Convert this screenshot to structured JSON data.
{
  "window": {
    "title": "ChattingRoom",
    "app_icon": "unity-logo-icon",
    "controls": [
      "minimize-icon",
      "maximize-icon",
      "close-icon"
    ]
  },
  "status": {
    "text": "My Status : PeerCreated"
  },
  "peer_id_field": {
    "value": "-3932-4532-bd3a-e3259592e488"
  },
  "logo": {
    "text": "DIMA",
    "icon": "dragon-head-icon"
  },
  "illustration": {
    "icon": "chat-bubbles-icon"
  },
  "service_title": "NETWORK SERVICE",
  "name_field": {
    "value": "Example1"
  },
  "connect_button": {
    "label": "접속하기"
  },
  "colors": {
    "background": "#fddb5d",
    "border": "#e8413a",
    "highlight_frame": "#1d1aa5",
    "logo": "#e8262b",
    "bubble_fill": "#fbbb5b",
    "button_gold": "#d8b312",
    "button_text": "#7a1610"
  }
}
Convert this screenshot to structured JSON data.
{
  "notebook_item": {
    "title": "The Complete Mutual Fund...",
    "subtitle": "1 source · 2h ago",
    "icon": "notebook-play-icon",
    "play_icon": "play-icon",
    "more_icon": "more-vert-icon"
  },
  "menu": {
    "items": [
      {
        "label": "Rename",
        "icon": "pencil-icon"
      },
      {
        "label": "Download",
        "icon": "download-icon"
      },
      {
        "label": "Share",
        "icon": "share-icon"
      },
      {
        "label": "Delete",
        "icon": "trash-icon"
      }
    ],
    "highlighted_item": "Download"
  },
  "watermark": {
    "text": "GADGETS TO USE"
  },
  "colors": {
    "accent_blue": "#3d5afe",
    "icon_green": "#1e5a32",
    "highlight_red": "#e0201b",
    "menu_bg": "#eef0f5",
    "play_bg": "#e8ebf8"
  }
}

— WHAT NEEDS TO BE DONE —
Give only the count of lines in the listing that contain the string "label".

— REPLY —
5